If you already have the issues or trades then there isn’t enough pull to buy this. If you are unsure about getting into the series then pick up the first graphic novel cheaply (you won’t be disappointed). But if you borrowed someone else’s issues and want to own it for yourself then this is definitely a good purchase.
This oversized hardcover collects the first two volumes (issues 1-10) of the series. The stories are wonderful, original and beautifully emotive.
This is definitely what a deluxe edition should be with everything given a good pampering. First take off the dust jacket to reveal a whole spoof book cover underneath. This is the part that all other hardcovers miss and the fake book is hilarious.

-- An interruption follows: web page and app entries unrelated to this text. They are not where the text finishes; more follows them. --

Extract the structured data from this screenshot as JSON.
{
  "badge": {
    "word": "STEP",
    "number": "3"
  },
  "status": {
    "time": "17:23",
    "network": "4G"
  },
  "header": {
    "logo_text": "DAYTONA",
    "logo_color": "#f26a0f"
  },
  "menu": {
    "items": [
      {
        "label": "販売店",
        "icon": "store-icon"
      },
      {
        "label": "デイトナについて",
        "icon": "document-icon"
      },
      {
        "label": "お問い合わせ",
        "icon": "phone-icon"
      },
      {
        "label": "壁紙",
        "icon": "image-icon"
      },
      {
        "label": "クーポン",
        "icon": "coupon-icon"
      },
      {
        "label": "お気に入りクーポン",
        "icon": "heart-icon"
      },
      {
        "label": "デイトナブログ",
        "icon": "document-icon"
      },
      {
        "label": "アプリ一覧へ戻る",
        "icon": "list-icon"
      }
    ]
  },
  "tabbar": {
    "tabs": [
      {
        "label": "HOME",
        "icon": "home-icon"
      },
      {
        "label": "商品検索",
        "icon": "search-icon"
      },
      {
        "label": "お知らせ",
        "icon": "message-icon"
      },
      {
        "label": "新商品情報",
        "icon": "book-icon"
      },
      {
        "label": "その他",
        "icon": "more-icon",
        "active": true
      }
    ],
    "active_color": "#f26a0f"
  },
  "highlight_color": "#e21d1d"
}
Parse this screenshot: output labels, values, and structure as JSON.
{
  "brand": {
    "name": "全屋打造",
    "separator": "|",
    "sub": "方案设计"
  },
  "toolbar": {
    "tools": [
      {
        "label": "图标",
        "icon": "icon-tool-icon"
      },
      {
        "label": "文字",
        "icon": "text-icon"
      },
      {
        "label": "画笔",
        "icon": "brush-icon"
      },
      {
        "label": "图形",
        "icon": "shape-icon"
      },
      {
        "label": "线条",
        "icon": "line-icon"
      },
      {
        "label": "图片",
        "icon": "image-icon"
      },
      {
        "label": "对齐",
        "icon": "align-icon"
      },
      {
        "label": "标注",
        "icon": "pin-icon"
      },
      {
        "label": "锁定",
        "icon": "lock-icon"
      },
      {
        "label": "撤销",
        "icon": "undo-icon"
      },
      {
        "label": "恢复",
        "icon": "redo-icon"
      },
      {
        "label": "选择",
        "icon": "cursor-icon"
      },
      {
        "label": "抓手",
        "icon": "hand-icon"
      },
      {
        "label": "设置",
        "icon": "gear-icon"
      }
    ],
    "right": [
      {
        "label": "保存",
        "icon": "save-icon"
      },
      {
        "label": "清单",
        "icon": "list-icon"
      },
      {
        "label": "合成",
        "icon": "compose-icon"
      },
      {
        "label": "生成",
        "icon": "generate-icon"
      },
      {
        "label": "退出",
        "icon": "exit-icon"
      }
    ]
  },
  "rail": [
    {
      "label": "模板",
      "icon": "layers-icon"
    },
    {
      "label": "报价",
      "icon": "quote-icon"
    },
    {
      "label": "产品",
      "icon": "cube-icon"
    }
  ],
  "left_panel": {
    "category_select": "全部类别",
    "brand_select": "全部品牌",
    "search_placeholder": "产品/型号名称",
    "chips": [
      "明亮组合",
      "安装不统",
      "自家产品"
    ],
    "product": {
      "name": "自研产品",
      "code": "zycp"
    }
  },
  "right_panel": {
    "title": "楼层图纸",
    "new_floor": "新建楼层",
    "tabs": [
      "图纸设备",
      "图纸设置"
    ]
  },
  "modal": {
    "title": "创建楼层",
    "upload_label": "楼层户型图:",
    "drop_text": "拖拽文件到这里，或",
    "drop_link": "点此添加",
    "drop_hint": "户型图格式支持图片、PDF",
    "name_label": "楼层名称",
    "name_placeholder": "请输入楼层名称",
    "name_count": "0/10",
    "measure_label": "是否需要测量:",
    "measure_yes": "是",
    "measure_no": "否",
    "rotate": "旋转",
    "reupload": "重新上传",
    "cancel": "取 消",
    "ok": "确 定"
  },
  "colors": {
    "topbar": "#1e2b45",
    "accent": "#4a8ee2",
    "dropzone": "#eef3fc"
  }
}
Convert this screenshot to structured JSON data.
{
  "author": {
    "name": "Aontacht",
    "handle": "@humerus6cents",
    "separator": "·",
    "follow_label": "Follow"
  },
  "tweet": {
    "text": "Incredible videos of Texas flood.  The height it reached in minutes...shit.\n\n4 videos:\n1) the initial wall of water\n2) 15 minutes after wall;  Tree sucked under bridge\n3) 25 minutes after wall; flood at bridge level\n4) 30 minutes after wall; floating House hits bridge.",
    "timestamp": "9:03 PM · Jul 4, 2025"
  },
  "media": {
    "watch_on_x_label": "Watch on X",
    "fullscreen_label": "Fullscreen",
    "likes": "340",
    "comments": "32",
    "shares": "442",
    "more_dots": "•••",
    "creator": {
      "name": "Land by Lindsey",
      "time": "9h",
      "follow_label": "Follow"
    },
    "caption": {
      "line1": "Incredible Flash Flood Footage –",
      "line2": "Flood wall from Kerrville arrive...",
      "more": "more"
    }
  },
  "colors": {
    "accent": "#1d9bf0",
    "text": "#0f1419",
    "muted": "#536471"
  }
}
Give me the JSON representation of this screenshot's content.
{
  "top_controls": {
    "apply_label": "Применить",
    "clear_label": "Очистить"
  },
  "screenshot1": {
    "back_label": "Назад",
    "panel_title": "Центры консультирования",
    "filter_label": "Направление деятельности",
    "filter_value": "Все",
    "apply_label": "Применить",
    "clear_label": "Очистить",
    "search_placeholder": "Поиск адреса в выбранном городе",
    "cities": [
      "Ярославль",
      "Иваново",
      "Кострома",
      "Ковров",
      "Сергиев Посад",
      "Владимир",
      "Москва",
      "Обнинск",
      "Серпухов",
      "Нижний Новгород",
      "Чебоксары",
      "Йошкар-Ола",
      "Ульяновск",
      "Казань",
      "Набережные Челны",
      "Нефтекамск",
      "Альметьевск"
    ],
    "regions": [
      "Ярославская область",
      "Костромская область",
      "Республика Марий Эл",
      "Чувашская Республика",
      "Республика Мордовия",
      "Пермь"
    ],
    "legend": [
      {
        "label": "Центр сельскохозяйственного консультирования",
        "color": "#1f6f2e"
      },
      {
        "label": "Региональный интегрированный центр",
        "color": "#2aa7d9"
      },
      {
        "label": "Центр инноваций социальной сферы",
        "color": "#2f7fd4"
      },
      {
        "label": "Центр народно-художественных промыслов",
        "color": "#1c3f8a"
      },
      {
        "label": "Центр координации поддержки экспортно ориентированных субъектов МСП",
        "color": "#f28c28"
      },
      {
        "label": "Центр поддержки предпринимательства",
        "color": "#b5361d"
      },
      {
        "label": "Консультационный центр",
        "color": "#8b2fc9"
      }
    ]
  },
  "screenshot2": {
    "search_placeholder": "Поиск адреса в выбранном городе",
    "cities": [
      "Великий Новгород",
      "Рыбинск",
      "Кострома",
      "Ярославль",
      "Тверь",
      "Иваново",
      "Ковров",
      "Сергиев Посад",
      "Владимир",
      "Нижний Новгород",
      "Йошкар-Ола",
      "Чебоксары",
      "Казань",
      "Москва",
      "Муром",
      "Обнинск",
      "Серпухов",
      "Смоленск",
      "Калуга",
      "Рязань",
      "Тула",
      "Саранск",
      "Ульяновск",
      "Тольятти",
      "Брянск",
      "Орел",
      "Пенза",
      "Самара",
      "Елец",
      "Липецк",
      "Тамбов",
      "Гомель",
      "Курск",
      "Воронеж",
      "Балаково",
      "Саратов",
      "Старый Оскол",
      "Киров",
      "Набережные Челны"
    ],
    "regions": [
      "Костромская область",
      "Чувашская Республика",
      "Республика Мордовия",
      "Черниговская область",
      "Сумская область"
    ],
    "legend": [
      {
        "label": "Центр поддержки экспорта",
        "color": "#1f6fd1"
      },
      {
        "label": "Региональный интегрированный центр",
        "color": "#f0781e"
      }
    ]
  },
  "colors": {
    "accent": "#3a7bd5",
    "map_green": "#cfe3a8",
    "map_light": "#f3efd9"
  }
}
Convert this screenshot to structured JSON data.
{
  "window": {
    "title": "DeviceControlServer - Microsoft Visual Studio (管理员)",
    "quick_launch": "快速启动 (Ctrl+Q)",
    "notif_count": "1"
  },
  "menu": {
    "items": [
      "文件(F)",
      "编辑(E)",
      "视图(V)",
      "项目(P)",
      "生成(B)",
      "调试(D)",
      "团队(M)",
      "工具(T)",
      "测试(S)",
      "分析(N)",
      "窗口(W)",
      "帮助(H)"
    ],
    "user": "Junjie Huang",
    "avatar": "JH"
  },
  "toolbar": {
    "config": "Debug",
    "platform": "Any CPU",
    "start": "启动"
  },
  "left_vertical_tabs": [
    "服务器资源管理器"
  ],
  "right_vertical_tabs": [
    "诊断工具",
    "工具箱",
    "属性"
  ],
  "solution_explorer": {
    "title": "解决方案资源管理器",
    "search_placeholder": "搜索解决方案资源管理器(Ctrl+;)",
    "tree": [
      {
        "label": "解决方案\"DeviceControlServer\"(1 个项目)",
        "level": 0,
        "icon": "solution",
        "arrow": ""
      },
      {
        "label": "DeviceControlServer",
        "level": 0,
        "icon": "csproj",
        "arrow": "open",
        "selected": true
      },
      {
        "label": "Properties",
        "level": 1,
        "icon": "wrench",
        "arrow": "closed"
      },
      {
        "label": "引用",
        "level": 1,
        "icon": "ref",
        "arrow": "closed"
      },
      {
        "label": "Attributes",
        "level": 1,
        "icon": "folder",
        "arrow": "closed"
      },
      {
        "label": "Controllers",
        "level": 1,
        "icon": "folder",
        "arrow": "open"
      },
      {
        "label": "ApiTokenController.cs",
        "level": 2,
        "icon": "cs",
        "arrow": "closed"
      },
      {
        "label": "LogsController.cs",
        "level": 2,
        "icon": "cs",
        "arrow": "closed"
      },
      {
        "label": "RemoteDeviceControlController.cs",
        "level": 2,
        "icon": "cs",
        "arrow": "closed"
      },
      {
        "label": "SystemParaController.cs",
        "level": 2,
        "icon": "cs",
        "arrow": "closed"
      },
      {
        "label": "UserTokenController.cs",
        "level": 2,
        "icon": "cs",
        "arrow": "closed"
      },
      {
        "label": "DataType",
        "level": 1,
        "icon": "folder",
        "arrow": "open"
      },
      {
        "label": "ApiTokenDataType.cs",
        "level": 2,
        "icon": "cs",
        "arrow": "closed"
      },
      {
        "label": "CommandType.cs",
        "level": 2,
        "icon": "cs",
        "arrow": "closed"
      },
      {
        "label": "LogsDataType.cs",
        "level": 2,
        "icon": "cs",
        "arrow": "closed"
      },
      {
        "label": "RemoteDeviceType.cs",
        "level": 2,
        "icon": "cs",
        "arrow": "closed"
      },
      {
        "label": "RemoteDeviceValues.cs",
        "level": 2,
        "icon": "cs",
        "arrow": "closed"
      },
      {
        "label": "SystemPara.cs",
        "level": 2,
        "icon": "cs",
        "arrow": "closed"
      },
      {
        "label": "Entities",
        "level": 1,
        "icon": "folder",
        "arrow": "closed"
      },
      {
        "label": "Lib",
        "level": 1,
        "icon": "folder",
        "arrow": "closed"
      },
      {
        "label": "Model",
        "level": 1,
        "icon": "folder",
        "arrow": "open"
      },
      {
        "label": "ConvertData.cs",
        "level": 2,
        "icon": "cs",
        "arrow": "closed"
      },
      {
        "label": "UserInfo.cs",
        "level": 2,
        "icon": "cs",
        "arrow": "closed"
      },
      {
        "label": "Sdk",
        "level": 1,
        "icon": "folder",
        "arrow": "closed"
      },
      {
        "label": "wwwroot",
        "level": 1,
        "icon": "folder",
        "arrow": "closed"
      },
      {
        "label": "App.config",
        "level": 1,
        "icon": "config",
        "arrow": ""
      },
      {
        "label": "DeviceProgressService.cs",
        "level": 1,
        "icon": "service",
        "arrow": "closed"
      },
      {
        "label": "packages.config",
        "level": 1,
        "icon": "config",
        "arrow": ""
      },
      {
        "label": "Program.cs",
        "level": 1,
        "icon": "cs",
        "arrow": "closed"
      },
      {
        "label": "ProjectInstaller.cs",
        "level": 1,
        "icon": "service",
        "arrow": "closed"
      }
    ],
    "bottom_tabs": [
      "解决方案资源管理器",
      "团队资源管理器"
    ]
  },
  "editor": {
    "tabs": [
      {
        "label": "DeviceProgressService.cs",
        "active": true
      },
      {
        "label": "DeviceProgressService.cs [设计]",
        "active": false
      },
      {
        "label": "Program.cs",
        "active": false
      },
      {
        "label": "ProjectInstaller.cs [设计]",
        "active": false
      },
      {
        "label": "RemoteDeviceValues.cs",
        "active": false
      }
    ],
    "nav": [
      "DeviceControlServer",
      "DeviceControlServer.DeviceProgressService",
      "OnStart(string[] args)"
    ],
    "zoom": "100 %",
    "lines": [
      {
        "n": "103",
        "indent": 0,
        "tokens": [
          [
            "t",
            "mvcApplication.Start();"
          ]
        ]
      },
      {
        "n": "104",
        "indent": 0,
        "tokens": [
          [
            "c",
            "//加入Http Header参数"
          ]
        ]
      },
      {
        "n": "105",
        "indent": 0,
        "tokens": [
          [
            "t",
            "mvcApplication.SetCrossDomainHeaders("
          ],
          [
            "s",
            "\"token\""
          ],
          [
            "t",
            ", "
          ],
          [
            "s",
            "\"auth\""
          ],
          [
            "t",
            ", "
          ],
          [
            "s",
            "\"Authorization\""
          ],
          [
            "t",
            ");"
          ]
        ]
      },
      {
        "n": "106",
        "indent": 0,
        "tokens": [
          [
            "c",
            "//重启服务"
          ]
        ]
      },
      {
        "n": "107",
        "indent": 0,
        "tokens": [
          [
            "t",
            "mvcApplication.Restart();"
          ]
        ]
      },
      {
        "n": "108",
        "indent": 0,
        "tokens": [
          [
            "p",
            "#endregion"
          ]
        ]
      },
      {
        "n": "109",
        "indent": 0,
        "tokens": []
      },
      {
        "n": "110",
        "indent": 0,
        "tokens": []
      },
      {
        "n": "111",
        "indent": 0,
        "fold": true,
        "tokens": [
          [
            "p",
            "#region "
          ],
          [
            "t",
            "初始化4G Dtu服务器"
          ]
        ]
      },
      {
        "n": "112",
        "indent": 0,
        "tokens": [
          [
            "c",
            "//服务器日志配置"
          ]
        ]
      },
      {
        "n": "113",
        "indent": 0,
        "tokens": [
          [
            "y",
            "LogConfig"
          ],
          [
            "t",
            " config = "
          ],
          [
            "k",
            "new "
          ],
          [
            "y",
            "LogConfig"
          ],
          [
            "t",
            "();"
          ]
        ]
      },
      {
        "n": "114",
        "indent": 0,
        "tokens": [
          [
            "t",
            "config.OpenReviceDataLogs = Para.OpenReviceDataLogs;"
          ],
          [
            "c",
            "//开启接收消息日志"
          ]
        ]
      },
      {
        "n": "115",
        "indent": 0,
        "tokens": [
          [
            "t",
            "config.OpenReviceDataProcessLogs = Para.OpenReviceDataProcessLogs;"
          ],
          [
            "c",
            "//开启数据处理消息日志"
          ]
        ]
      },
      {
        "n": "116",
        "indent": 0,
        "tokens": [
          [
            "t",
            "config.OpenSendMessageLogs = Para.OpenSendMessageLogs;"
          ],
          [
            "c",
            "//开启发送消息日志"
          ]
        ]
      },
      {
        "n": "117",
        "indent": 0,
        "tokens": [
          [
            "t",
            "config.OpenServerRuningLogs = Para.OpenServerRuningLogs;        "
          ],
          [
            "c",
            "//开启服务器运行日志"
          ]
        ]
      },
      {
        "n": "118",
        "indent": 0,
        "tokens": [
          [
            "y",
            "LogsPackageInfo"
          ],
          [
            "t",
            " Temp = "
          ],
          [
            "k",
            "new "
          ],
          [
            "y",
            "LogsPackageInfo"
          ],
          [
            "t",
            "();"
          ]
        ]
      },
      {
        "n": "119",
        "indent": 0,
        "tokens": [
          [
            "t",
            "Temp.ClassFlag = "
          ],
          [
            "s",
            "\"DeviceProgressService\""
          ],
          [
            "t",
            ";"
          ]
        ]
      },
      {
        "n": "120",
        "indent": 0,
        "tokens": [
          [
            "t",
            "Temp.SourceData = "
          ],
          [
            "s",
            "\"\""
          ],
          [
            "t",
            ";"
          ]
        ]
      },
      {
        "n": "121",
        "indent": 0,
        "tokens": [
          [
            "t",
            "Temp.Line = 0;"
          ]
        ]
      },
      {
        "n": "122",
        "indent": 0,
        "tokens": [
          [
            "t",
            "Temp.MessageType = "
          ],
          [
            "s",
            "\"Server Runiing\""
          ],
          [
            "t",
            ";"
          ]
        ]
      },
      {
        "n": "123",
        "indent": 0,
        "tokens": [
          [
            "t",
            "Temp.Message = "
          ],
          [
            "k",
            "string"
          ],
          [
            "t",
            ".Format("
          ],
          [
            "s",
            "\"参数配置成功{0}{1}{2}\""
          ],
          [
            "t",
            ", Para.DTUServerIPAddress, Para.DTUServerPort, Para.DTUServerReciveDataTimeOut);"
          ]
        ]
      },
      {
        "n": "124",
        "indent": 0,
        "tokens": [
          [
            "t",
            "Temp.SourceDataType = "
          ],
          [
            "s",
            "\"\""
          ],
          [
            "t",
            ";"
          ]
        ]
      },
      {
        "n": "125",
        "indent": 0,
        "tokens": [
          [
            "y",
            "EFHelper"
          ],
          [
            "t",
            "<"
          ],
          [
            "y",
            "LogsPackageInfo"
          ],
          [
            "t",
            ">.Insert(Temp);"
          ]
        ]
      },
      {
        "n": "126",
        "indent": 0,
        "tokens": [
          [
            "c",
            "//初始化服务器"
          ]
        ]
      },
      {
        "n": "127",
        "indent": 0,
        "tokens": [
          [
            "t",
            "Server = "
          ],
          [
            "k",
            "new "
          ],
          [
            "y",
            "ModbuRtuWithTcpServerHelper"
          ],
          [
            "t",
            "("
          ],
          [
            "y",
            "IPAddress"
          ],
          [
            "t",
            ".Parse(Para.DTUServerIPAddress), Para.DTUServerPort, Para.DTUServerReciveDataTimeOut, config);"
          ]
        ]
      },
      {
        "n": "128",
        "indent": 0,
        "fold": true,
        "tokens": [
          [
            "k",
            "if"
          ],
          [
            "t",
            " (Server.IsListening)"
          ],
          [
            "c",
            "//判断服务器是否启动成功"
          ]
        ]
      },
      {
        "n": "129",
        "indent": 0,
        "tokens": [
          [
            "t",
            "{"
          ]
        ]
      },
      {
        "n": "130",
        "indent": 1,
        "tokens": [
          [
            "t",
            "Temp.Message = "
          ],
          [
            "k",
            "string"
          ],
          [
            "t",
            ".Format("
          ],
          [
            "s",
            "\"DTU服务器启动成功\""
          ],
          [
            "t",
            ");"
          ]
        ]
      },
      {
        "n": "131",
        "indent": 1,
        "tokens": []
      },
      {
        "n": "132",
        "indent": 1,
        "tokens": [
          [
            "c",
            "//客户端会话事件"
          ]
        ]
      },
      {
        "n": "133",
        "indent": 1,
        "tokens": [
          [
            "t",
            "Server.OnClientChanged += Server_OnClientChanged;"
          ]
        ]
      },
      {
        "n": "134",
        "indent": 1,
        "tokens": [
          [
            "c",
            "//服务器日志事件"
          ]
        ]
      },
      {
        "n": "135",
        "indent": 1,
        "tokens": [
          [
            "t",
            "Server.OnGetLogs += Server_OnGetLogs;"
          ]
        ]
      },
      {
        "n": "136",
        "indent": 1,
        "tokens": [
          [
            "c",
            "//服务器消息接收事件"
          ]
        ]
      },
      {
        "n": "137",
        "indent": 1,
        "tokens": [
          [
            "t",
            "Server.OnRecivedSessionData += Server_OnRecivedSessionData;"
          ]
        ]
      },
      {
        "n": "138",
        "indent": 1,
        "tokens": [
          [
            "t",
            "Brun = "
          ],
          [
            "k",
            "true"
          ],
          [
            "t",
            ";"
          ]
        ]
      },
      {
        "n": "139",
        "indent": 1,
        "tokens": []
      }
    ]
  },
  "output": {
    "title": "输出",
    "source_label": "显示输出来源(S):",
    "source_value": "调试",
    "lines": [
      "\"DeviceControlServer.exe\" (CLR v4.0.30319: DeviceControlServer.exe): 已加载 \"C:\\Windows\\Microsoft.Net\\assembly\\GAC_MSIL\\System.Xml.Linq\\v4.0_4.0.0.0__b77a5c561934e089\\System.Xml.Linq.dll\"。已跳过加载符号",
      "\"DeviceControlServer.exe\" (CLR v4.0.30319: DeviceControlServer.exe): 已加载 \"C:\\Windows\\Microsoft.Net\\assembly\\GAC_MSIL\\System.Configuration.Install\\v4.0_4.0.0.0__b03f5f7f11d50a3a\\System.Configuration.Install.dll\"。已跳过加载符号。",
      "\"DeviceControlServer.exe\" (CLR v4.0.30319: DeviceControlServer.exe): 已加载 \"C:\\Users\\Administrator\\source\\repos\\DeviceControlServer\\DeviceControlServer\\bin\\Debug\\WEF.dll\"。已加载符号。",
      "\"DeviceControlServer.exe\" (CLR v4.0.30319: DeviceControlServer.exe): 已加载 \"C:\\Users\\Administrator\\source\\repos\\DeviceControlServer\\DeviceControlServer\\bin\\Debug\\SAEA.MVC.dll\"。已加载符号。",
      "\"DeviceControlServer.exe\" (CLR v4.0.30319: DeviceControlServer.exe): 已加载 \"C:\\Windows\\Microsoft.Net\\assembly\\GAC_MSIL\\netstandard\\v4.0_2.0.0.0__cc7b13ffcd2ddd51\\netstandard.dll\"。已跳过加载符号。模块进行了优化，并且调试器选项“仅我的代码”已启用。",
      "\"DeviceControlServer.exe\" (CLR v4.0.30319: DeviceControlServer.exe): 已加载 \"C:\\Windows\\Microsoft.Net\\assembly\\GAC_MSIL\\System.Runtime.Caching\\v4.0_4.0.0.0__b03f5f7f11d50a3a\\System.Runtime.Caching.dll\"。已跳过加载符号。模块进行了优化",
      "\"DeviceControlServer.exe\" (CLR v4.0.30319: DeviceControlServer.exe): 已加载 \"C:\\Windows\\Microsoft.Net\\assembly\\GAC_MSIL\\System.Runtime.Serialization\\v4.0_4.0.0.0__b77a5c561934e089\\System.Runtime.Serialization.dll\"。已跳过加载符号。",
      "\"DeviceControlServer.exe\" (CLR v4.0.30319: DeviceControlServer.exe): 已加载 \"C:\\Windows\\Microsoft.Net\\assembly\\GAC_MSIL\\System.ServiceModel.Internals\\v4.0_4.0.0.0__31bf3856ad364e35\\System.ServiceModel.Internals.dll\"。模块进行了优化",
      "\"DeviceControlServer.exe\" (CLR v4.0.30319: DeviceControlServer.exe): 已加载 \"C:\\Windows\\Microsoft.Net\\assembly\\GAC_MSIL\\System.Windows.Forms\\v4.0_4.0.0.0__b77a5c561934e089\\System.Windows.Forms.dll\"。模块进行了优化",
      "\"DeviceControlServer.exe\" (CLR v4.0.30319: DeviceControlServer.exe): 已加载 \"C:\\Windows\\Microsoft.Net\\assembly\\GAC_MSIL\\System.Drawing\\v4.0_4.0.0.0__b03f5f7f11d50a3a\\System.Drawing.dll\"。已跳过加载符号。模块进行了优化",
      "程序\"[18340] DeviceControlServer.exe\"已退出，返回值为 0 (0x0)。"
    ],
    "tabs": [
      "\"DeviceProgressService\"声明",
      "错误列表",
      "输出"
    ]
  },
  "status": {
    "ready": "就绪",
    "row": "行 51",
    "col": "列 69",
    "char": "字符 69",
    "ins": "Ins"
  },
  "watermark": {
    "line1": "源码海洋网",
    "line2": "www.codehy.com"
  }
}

The additional bookend and chapter pages are extremely beautiful and everything has a plush feel to it. There are cover galleries and the covers without text are visual masterpieces in themselves. There is a double page on how the art process works, two pages of jokes and a complete detail spotlight from each issue. All those tiny posters and notices chock full of humour you have been squinting at all these issues are blown up and annotated to save you going blind.
Everything a collected edition should be and worth it over the two TPB’s.
Double Thumbs Up!
So you were blown away by the first volume were you? Well this contains even more goodness continuing the high standards set.
For the story to grow new characters will need to come in and while we adore our pair of lovebirds the new, and some not so new, arrive without drama. It’s both unusual and brave to have a character with a mental illness and it is nice to see that portrayal is realistic and respectful. The humour is still there though.
The art is great and the character’s faces and expressions really bring the emotion to life. It’s great to see the drawings drop realism like a hot potato when abstraction or symbolism will convey the message so much better.
This is a joy to read and has so much potential. It is still head and shoulders about most other titles in terms of originality and emotion.
Great literature has always gravitated to universal themes such as life, death, love, etc. It has largely ignored masturbation. Sex Criminals taps into that undiscovered country.
This is an astonishingly original read that starts with a theme we can all recognise, gives us characters we truly care about and makes us laugh as it hooks us in. Everything plays out wonderfully.
There are so many original ideas at work here in everything from the narration to the background details. The fourth wall is broken in spectacular fashion but only in the most appropriate and impressive fashion imaginable.
It is a sophisticated read jumping about in time, not to confuse you, but to allow the characters to flourish and come alive dramatically and effectively. By reshuffling the order of events Fraction uses suspense, foreshadowing and dramatic reveals to maintain a constant and engaging pace so the whole work is so moreish.
The art is like Chris Ware but more Disney, more colour. It is that wonderful warm and human texture that makes you empathise and care for the characters almost instantly. Like Chew there are lots of details hidden in the background and you find yourself squinting to read the comedy video titles on the shelves. It uses digital tools to great effect to create the out of time moments that really contrast the hand coloured blocks of the main narrative. The art knows when depart from reality too, inserting an arrow, diagram or abstract background like a visual wink to the reader.
I don’t think I would change anything about this work. It is original in the extreme, artistic, emotional and addictive, but it might not be for everyone.
Double Thumbs Up!